**BRIEF**. Although the entries contain pictures, the copy should hold only their exact text.

**Page and application data records**.
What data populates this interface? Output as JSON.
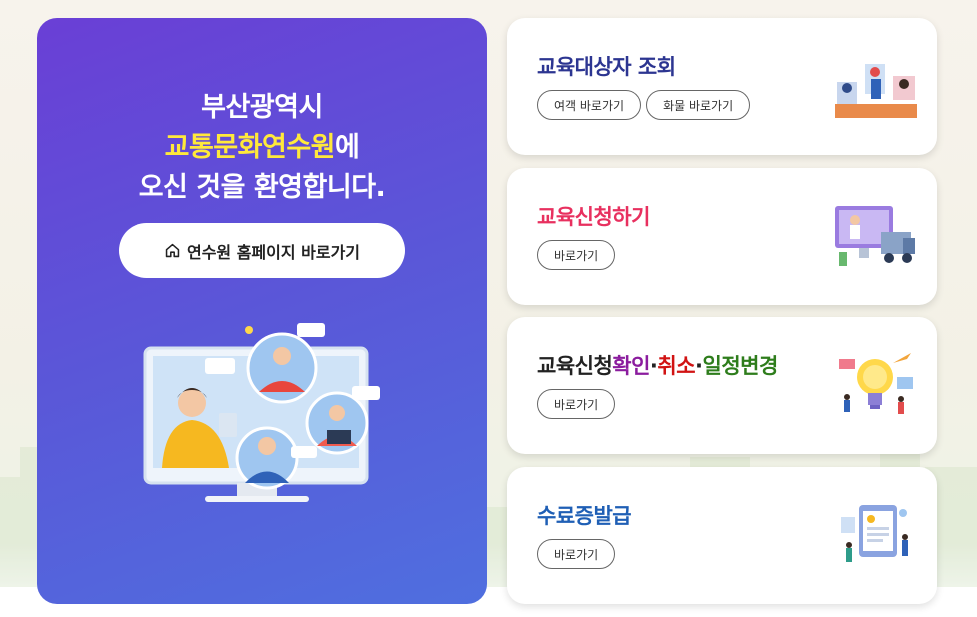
{
  "hero": {
    "title_line1": "부산광역시",
    "title_line2_highlight": "교통문화연수원",
    "title_line2_suffix": "에",
    "title_line3": "오신 것을 환영합니다.",
    "home_button_label": "연수원 홈페이지 바로가기",
    "home_icon": "home-icon",
    "illustration": "online-learning-illustration"
  },
  "cards": [
    {
      "title": "교육대상자 조회",
      "title_color": "#2c3591",
      "buttons": [
        "여객 바로가기",
        "화물 바로가기"
      ],
      "illustration": "training-lookup-illustration"
    },
    {
      "title": "교육신청하기",
      "title_color": "#e8305f",
      "buttons": [
        "바로가기"
      ],
      "illustration": "presenter-truck-illustration"
    },
    {
      "title_parts": [
        "교육신청",
        "확인",
        "·",
        "취소",
        "·",
        "일정변경"
      ],
      "title_colors": [
        "#222222",
        "#8b1c9e",
        "#222222",
        "#d11313",
        "#222222",
        "#2e7d1c"
      ],
      "buttons": [
        "바로가기"
      ],
      "illustration": "lightbulb-illustration"
    },
    {
      "title": "수료증발급",
      "title_color": "#1f5fb5",
      "buttons": [
        "바로가기"
      ],
      "illustration": "certificate-illustration"
    }
  ],
  "colors": {
    "hero_gradient_start": "#6a3fd6",
    "hero_gradient_end": "#4f6fdf",
    "highlight_yellow": "#ffe93b"
  }
}
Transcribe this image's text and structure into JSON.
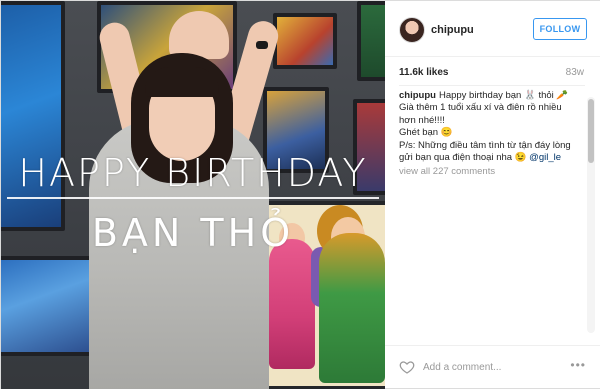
{
  "photo": {
    "overlay_line1": "HAPPY BIRTHDAY",
    "overlay_line2": "BẠN THỎ"
  },
  "header": {
    "username": "chipupu",
    "follow_label": "FOLLOW"
  },
  "meta": {
    "likes": "11.6k likes",
    "time_ago": "83w"
  },
  "caption": {
    "username": "chipupu",
    "line1": "Happy birthday bạn 🐰 thỏi 🥕",
    "line2": "Già thêm 1 tuổi xấu xí và điên rồ nhiều",
    "line3": "hơn nhé!!!!",
    "line4": "Ghét bạn 😊",
    "line5": "P/s: Những điều tâm tình từ tận đáy lòng",
    "line6_prefix": "gửi bạn qua điện thoại nha 😉",
    "mention": "@gil_le"
  },
  "comments": {
    "view_all": "view all 227 comments"
  },
  "footer": {
    "comment_placeholder": "Add a comment...",
    "more_label": "•••"
  },
  "icons": {
    "like": "heart-icon",
    "more": "more-options-icon",
    "avatar": "user-avatar"
  },
  "colors": {
    "accent": "#3897f0",
    "mention": "#003569",
    "muted": "#999999"
  }
}
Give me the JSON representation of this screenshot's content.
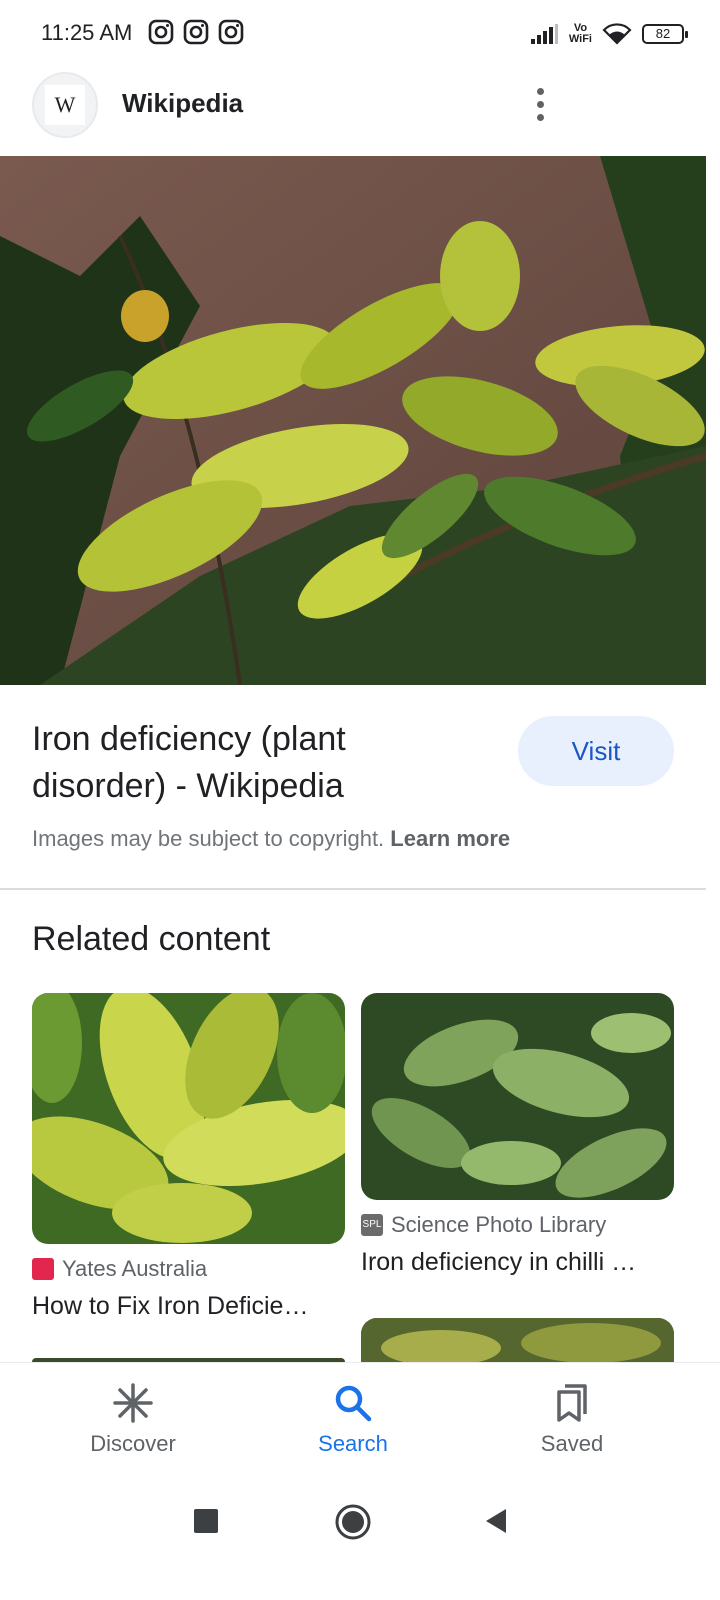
{
  "status_bar": {
    "time": "11:25 AM",
    "notification_icons": [
      "instagram-icon",
      "instagram-icon",
      "instagram-icon"
    ],
    "volte_label_1": "Vo",
    "volte_label_2": "WiFi",
    "battery": "82"
  },
  "header": {
    "site_logo_letter": "W",
    "site_name": "Wikipedia",
    "menu_icon": "more-vert-icon"
  },
  "result": {
    "title": "Iron deficiency (plant disorder) - Wikipedia",
    "visit_label": "Visit",
    "copyright_text": "Images may be subject to copyright.",
    "learn_more": "Learn more"
  },
  "related": {
    "heading": "Related content",
    "cards": [
      {
        "source": "Yates Australia",
        "title": "How to Fix Iron Deficie…",
        "source_icon_color": "#e2264d"
      },
      {
        "source": "Science Photo Library",
        "title": "Iron deficiency in chilli …",
        "source_icon_text": "SPL",
        "source_icon_color": "#6b6b6b"
      }
    ]
  },
  "bottom_nav": {
    "items": [
      {
        "label": "Discover",
        "icon": "asterisk-icon"
      },
      {
        "label": "Search",
        "icon": "search-icon"
      },
      {
        "label": "Saved",
        "icon": "bookmarks-icon"
      }
    ],
    "active": "Search",
    "active_color": "#1a73e8"
  },
  "system_nav": {
    "buttons": [
      "recents-square-icon",
      "home-circle-icon",
      "back-triangle-icon"
    ]
  }
}
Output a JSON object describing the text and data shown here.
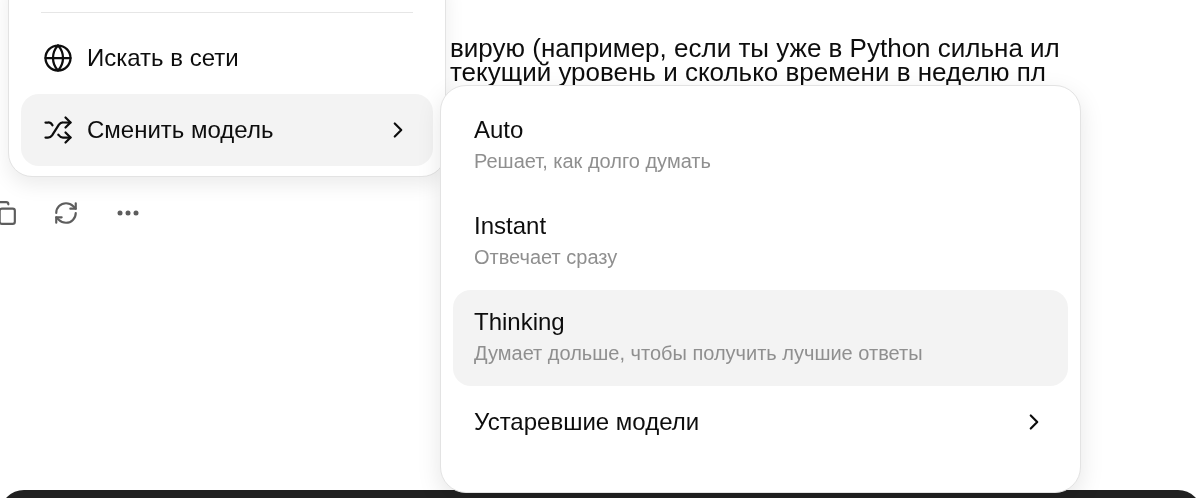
{
  "message": {
    "lines": [
      "вирую (например, если ты уже в Python сильна ил",
      "текущий уровень и сколько времени в неделю пл"
    ]
  },
  "actions": [
    {
      "kind": "copy"
    },
    {
      "kind": "regenerate"
    },
    {
      "kind": "more"
    }
  ],
  "menu": {
    "items": [
      {
        "kind": "web_search",
        "label": "Искать в сети",
        "highlighted": false
      },
      {
        "kind": "model_switch",
        "label": "Сменить модель",
        "highlighted": true
      }
    ]
  },
  "model_menu": {
    "items": [
      {
        "kind": "option",
        "title": "Auto",
        "description": "Решает, как долго думать",
        "highlighted": false
      },
      {
        "kind": "option",
        "title": "Instant",
        "description": "Отвечает сразу",
        "highlighted": false
      },
      {
        "kind": "option",
        "title": "Thinking",
        "description": "Думает дольше, чтобы получить лучшие ответы",
        "highlighted": true
      },
      {
        "kind": "submenu",
        "title": "Устаревшие модели",
        "highlighted": false
      }
    ]
  }
}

**TASK OUTPUT**.
What data populates this interface? Output as JSON.
{
  "hero": {
    "title_line1": "부산광역시",
    "title_line2_highlight": "교통문화연수원",
    "title_line2_suffix": "에",
    "title_line3": "오신 것을 환영합니다.",
    "home_button_label": "연수원 홈페이지 바로가기",
    "home_icon": "home-icon",
    "illustration": "online-learning-illustration"
  },
  "cards": [
    {
      "title": "교육대상자 조회",
      "title_color": "#2c3591",
      "buttons": [
        "여객 바로가기",
        "화물 바로가기"
      ],
      "illustration": "training-lookup-illustration"
    },
    {
      "title": "교육신청하기",
      "title_color": "#e8305f",
      "buttons": [
        "바로가기"
      ],
      "illustration": "presenter-truck-illustration"
    },
    {
      "title_parts": [
        "교육신청",
        "확인",
        "·",
        "취소",
        "·",
        "일정변경"
      ],
      "title_colors": [
        "#222222",
        "#8b1c9e",
        "#222222",
        "#d11313",
        "#222222",
        "#2e7d1c"
      ],
      "buttons": [
        "바로가기"
      ],
      "illustration": "lightbulb-illustration"
    },
    {
      "title": "수료증발급",
      "title_color": "#1f5fb5",
      "buttons": [
        "바로가기"
      ],
      "illustration": "certificate-illustration"
    }
  ],
  "colors": {
    "hero_gradient_start": "#6a3fd6",
    "hero_gradient_end": "#4f6fdf",
    "highlight_yellow": "#ffe93b"
  }
}
Transcribe this image's text and structure into JSON.
{
  "photo": {
    "overlay_line1": "HAPPY BIRTHDAY",
    "overlay_line2": "BẠN THỎ"
  },
  "header": {
    "username": "chipupu",
    "follow_label": "FOLLOW"
  },
  "meta": {
    "likes": "11.6k likes",
    "time_ago": "83w"
  },
  "caption": {
    "username": "chipupu",
    "line1": "Happy birthday bạn 🐰 thỏi 🥕",
    "line2": "Già thêm 1 tuổi xấu xí và điên rồ nhiều",
    "line3": "hơn nhé!!!!",
    "line4": "Ghét bạn 😊",
    "line5": "P/s: Những điều tâm tình từ tận đáy lòng",
    "line6_prefix": "gửi bạn qua điện thoại nha 😉",
    "mention": "@gil_le"
  },
  "comments": {
    "view_all": "view all 227 comments"
  },
  "footer": {
    "comment_placeholder": "Add a comment...",
    "more_label": "•••"
  },
  "icons": {
    "like": "heart-icon",
    "more": "more-options-icon",
    "avatar": "user-avatar"
  },
  "colors": {
    "accent": "#3897f0",
    "mention": "#003569",
    "muted": "#999999"
  }
}
Give me the JSON representation of this screenshot's content.
{
  "status_bar": {
    "time": "11:25 AM",
    "notification_icons": [
      "instagram-icon",
      "instagram-icon",
      "instagram-icon"
    ],
    "volte_label_1": "Vo",
    "volte_label_2": "WiFi",
    "battery": "82"
  },
  "header": {
    "site_logo_letter": "W",
    "site_name": "Wikipedia",
    "menu_icon": "more-vert-icon"
  },
  "result": {
    "title": "Iron deficiency (plant disorder) - Wikipedia",
    "visit_label": "Visit",
    "copyright_text": "Images may be subject to copyright.",
    "learn_more": "Learn more"
  },
  "related": {
    "heading": "Related content",
    "cards": [
      {
        "source": "Yates Australia",
        "title": "How to Fix Iron Deficie…",
        "source_icon_color": "#e2264d"
      },
      {
        "source": "Science Photo Library",
        "title": "Iron deficiency in chilli …",
        "source_icon_text": "SPL",
        "source_icon_color": "#6b6b6b"
      }
    ]
  },
  "bottom_nav": {
    "items": [
      {
        "label": "Discover",
        "icon": "asterisk-icon"
      },
      {
        "label": "Search",
        "icon": "search-icon"
      },
      {
        "label": "Saved",
        "icon": "bookmarks-icon"
      }
    ],
    "active": "Search",
    "active_color": "#1a73e8"
  },
  "system_nav": {
    "buttons": [
      "recents-square-icon",
      "home-circle-icon",
      "back-triangle-icon"
    ]
  }
}
Output a JSON object describing the text and data shown here.
{
  "message": {
    "lines": [
      "вирую (например, если ты уже в Python сильна ил",
      "текущий уровень и сколько времени в неделю пл"
    ]
  },
  "actions": [
    {
      "kind": "copy"
    },
    {
      "kind": "regenerate"
    },
    {
      "kind": "more"
    }
  ],
  "menu": {
    "items": [
      {
        "kind": "web_search",
        "label": "Искать в сети",
        "highlighted": false
      },
      {
        "kind": "model_switch",
        "label": "Сменить модель",
        "highlighted": true
      }
    ]
  },
  "model_menu": {
    "items": [
      {
        "kind": "option",
        "title": "Auto",
        "description": "Решает, как долго думать",
        "highlighted": false
      },
      {
        "kind": "option",
        "title": "Instant",
        "description": "Отвечает сразу",
        "highlighted": false
      },
      {
        "kind": "option",
        "title": "Thinking",
        "description": "Думает дольше, чтобы получить лучшие ответы",
        "highlighted": true
      },
      {
        "kind": "submenu",
        "title": "Устаревшие модели",
        "highlighted": false
      }
    ]
  }
}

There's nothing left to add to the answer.